Excerpts from an interface dataset:
>>>

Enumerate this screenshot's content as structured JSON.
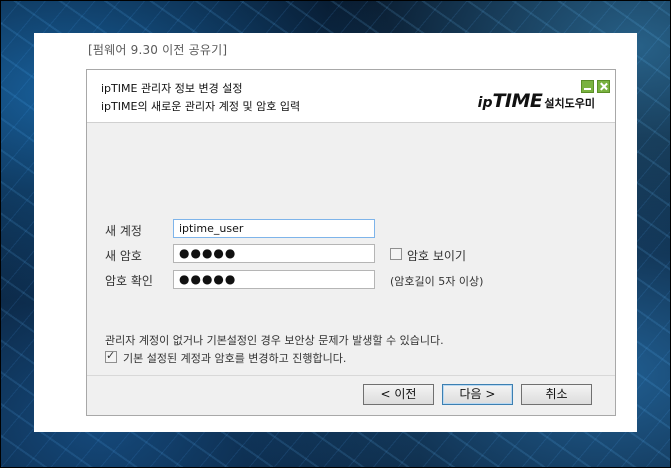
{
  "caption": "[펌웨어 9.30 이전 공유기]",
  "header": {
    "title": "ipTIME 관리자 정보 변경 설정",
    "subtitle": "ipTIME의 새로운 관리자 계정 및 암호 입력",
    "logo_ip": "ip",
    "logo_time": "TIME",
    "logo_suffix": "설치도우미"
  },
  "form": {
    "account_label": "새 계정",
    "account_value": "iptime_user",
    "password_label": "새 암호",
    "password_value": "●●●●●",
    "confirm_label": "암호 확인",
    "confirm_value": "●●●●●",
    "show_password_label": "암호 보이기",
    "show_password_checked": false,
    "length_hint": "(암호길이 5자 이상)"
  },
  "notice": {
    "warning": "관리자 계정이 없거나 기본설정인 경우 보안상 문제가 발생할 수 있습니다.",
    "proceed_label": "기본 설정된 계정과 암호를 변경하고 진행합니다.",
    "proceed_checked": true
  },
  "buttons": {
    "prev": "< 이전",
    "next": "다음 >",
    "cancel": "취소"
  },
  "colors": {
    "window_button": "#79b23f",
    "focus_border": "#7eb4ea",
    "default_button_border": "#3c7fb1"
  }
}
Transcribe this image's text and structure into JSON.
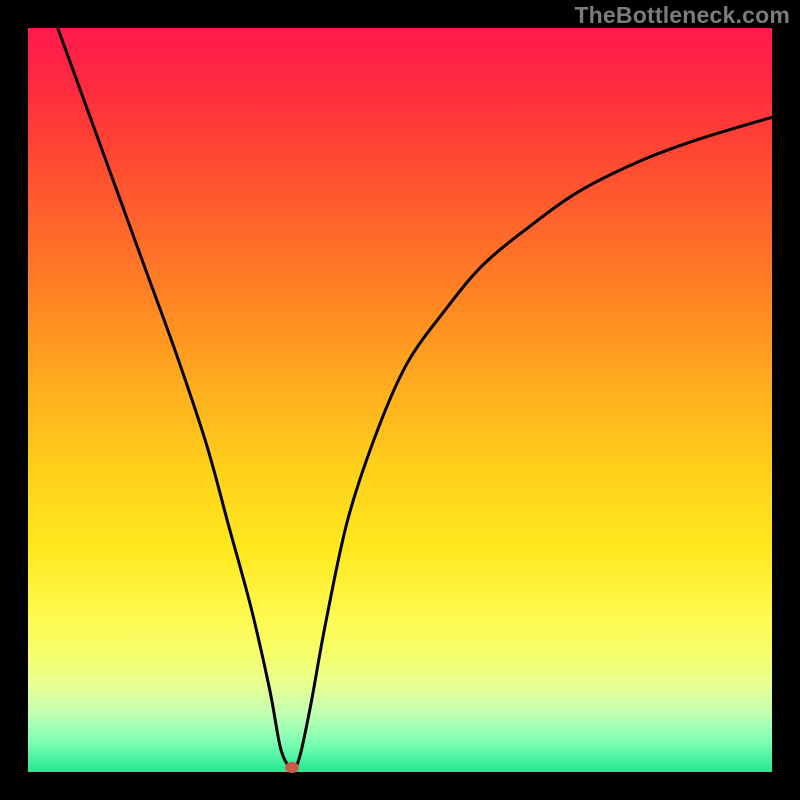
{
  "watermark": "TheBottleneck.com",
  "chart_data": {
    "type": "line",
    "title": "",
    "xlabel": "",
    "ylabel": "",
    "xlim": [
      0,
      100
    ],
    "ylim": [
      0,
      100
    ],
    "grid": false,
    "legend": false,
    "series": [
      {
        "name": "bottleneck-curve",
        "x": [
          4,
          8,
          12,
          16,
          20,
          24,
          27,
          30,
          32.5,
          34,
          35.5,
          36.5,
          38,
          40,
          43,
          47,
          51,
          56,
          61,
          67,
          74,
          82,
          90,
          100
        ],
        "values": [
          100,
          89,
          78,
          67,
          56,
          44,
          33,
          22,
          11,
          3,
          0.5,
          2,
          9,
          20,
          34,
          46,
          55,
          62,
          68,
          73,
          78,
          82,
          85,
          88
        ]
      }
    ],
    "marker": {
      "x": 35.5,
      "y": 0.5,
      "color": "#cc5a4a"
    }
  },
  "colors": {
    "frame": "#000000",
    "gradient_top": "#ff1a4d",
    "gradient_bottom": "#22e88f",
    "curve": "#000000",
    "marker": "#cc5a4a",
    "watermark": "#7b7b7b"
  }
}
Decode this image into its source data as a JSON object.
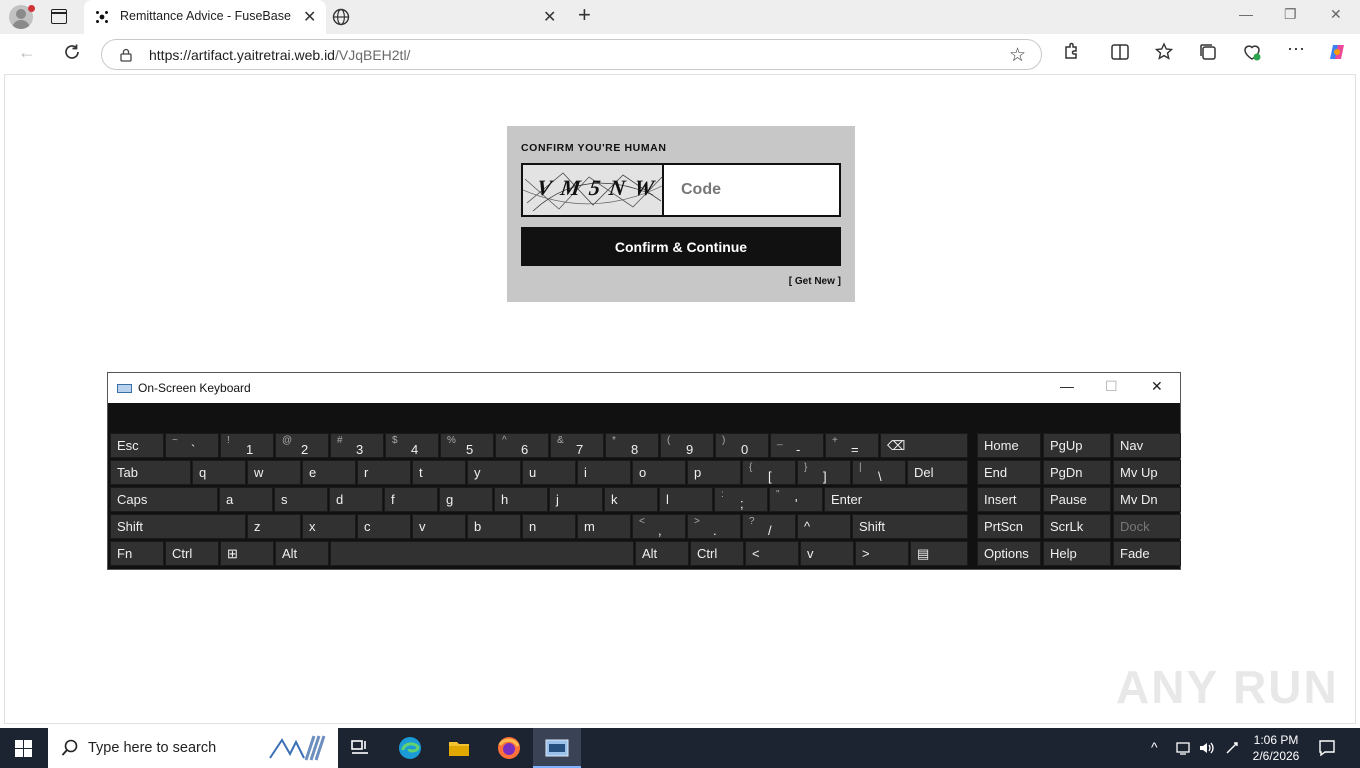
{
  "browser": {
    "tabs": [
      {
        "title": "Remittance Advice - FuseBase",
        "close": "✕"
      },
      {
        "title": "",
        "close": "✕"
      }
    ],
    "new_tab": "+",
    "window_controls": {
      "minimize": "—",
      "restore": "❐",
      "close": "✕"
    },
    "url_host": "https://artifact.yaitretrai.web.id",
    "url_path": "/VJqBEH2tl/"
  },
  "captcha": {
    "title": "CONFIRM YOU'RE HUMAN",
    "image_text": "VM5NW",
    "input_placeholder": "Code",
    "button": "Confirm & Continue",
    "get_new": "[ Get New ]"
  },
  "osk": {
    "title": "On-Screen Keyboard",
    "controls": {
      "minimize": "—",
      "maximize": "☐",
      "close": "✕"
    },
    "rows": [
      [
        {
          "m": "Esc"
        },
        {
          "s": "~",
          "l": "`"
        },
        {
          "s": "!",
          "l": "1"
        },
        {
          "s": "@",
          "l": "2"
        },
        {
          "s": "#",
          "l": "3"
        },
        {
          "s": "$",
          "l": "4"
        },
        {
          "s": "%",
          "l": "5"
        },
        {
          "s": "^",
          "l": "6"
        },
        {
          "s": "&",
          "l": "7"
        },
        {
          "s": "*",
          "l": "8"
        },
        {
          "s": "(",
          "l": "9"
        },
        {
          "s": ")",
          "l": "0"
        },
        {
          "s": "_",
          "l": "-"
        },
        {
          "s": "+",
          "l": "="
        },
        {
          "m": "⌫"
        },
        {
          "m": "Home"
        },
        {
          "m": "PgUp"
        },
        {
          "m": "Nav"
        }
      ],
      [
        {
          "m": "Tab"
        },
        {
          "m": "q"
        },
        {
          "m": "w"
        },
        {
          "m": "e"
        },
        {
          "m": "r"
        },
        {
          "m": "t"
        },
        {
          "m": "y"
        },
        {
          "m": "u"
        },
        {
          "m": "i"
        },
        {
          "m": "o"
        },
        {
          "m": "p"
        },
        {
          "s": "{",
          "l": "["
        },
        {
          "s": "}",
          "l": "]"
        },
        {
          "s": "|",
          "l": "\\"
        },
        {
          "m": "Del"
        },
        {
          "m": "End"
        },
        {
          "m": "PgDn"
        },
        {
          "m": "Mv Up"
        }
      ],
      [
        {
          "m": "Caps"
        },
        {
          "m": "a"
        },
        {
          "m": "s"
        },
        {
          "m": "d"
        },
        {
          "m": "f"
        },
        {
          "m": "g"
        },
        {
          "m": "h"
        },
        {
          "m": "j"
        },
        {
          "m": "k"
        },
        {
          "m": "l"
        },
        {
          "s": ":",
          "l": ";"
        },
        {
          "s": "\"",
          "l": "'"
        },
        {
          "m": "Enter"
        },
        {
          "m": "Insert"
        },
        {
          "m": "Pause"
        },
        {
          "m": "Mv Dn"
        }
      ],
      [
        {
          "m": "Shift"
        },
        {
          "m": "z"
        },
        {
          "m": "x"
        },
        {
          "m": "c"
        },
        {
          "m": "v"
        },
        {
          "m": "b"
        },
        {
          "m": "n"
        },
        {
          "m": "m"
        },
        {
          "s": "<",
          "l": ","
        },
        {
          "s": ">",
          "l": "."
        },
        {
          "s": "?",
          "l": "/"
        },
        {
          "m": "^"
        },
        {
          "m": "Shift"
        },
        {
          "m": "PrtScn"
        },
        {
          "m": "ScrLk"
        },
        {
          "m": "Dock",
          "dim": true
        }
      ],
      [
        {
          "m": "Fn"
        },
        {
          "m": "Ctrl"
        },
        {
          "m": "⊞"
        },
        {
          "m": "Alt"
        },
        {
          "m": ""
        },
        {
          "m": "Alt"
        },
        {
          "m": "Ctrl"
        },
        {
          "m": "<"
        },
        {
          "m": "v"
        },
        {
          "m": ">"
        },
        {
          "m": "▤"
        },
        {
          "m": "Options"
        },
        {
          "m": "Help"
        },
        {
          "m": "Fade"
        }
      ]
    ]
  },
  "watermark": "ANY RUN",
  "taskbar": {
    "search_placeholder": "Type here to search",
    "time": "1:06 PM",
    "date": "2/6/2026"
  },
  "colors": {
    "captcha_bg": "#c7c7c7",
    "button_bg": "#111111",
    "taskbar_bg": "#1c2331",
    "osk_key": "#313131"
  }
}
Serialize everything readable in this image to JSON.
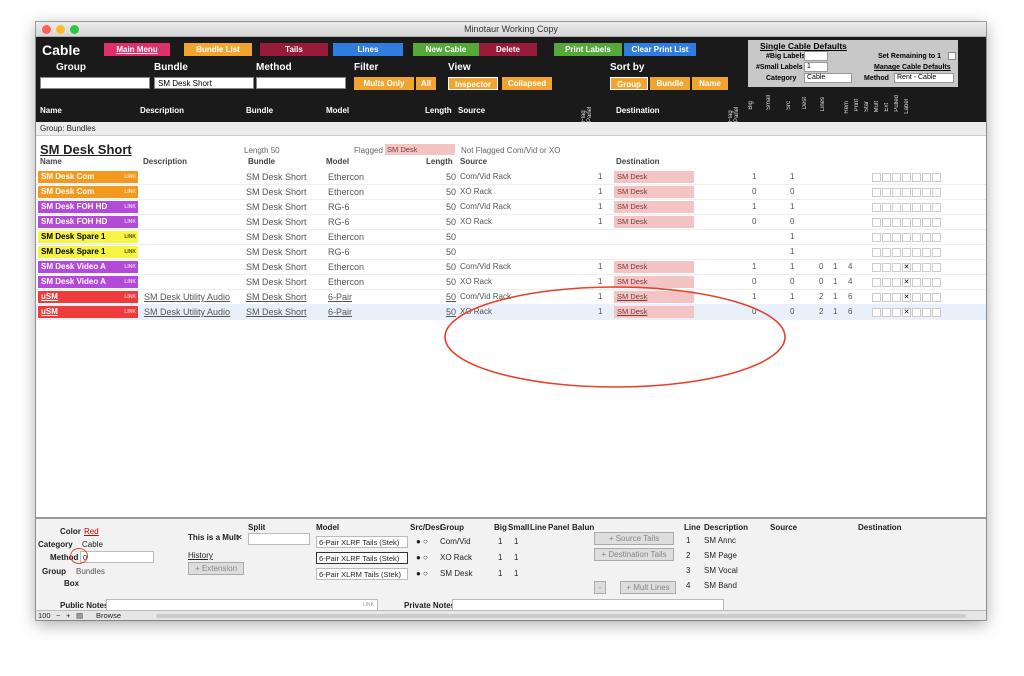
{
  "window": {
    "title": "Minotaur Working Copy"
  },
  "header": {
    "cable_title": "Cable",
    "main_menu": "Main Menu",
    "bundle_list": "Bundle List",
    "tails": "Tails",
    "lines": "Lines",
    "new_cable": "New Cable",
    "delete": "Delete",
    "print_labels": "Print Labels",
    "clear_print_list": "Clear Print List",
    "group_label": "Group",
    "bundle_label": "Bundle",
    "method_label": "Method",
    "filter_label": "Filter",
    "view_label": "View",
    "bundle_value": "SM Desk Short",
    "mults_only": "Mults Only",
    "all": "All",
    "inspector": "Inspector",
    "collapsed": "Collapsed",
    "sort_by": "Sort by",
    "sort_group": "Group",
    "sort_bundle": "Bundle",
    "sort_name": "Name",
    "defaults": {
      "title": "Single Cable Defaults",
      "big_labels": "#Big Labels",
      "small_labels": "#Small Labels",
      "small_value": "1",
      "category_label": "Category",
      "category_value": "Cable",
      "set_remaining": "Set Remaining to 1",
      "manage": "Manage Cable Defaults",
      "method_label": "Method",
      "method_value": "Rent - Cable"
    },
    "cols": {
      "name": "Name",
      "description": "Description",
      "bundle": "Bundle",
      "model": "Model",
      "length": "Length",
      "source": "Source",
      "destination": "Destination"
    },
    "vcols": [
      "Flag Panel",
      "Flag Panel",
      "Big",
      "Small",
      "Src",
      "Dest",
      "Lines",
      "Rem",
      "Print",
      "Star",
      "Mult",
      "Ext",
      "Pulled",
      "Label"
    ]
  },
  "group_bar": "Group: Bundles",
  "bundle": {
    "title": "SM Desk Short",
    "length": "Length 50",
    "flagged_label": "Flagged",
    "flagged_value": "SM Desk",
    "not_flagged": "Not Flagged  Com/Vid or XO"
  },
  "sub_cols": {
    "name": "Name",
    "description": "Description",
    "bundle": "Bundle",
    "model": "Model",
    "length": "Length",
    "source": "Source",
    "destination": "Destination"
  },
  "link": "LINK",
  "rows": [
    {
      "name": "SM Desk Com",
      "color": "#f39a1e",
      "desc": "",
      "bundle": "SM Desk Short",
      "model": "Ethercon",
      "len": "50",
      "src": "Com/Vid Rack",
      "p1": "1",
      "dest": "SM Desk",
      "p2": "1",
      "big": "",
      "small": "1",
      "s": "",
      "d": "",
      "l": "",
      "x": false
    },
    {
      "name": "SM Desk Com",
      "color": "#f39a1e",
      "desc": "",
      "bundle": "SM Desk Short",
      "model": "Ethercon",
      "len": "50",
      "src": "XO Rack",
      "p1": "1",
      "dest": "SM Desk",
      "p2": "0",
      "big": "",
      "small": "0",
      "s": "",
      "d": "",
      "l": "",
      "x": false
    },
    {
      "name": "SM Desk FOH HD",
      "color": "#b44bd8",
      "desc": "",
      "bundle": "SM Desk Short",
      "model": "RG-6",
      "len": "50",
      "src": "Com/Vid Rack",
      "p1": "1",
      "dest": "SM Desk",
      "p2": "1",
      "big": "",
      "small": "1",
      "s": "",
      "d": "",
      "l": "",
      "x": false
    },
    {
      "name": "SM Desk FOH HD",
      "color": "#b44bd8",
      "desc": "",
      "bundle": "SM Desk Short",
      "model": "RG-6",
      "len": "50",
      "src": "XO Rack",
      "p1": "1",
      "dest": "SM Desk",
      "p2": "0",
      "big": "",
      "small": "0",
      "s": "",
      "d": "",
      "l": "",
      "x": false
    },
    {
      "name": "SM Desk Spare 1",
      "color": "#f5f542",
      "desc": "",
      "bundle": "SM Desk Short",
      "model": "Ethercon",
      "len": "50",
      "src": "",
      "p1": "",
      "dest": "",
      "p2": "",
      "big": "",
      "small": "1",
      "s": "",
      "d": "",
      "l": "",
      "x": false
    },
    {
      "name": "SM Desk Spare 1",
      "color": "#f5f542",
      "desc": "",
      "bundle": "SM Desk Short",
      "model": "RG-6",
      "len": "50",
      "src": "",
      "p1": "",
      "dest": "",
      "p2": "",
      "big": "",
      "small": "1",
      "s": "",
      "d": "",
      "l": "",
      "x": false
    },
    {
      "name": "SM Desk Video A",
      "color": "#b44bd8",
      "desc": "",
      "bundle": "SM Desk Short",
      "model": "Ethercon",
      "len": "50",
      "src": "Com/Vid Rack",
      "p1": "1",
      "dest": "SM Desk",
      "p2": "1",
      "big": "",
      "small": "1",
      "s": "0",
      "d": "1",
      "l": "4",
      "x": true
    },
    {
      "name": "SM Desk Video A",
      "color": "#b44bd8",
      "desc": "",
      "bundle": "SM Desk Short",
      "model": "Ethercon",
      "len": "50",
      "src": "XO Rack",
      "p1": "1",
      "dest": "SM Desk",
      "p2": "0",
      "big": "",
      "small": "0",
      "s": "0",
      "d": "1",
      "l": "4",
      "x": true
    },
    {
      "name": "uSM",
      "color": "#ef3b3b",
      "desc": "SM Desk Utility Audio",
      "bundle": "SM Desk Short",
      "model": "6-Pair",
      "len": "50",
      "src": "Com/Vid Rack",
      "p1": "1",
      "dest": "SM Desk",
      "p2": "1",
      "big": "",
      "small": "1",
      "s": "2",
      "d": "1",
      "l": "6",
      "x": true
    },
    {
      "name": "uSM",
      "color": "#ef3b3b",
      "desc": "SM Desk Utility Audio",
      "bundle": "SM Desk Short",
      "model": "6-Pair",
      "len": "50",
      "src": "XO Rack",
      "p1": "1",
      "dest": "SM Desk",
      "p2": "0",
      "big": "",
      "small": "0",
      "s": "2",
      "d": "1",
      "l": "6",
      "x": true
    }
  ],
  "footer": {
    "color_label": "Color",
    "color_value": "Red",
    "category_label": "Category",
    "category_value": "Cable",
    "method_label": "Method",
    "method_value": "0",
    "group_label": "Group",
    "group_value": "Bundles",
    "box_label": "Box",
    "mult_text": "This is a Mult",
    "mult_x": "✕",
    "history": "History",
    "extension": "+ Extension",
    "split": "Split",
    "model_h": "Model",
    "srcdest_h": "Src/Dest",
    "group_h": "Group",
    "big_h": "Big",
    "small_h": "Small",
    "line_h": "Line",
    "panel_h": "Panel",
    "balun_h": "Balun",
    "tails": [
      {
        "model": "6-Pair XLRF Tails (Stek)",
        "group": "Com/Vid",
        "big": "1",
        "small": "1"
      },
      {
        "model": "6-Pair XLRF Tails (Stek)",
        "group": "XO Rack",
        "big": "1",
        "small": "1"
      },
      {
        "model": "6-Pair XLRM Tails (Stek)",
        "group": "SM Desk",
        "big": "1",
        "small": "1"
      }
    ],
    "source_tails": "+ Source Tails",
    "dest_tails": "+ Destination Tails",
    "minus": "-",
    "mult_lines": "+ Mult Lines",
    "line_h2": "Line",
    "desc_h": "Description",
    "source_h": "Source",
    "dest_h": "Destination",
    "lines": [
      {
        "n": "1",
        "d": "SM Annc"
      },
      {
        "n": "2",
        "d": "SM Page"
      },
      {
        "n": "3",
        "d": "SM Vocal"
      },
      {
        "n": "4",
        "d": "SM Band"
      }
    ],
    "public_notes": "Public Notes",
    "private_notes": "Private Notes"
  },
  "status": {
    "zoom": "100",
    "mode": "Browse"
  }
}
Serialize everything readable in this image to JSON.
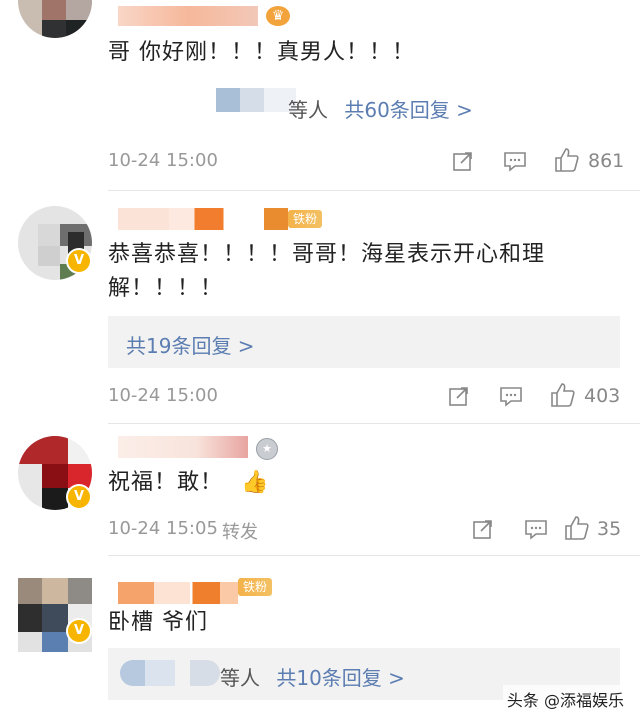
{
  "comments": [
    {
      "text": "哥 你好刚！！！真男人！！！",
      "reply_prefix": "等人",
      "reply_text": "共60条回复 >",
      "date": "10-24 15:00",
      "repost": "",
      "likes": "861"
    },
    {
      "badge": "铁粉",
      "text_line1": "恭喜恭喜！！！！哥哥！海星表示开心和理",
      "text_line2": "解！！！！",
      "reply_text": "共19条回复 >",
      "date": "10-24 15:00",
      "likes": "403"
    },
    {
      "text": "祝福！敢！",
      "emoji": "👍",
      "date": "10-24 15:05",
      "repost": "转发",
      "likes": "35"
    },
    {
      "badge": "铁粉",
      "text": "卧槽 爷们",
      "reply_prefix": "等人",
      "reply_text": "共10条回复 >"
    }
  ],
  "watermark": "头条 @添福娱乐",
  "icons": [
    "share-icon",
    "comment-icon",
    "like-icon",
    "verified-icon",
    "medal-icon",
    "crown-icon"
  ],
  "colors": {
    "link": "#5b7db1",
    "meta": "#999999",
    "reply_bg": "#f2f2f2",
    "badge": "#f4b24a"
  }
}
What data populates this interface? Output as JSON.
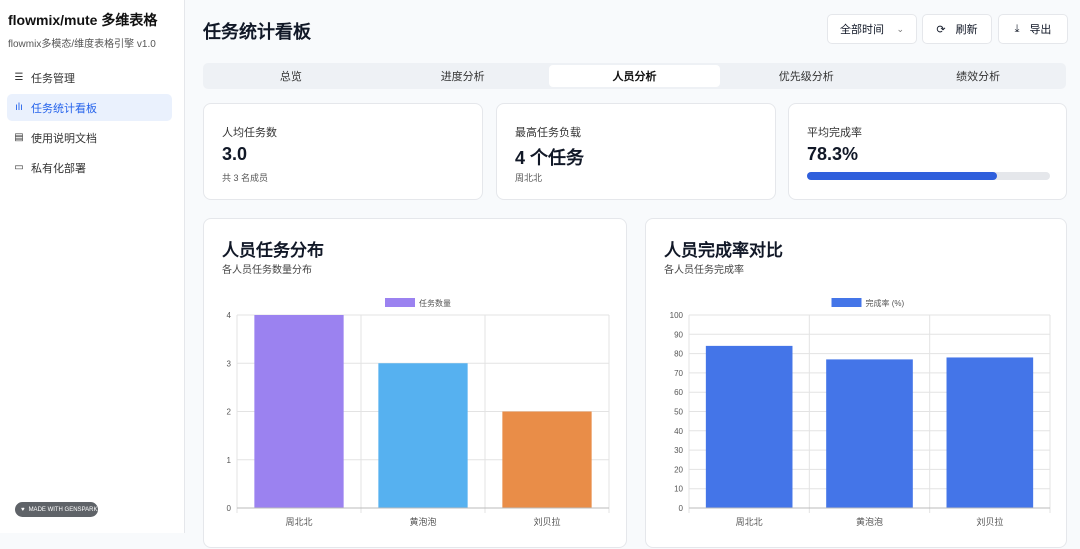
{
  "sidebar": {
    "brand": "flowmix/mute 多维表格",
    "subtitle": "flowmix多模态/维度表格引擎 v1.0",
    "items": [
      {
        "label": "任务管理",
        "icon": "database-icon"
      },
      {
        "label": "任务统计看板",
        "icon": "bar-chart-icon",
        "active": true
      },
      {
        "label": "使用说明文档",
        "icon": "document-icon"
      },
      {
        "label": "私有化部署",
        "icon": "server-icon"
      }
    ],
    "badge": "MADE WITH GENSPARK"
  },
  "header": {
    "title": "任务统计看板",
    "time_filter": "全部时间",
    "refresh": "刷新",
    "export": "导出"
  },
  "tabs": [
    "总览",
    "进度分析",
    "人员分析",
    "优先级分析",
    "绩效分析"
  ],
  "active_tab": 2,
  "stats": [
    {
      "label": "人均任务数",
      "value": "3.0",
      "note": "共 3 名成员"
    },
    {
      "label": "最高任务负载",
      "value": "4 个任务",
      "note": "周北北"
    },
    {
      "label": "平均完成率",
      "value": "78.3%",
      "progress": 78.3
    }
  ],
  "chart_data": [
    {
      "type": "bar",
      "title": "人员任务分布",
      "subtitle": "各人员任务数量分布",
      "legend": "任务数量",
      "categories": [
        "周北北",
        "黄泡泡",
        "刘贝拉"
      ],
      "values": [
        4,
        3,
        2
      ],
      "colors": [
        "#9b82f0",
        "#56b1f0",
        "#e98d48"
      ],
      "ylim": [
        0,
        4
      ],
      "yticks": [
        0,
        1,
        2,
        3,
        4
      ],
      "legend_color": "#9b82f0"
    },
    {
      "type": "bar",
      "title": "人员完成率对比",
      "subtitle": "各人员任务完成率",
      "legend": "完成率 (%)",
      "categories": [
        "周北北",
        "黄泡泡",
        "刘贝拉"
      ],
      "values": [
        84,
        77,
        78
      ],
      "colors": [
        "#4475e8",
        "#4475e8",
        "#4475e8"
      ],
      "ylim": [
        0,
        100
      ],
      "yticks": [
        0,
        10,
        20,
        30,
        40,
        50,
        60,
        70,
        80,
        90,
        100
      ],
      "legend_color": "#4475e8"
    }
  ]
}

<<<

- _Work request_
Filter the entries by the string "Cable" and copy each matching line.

- _Task solution_
    "cable_title": "Cable",
    "new_cable": "New Cable",
      "title": "Single Cable Defaults",
      "category_value": "Cable",
      "manage": "Manage Cable Defaults",
      "method_value": "Rent - Cable"
    "category_value": "Cable",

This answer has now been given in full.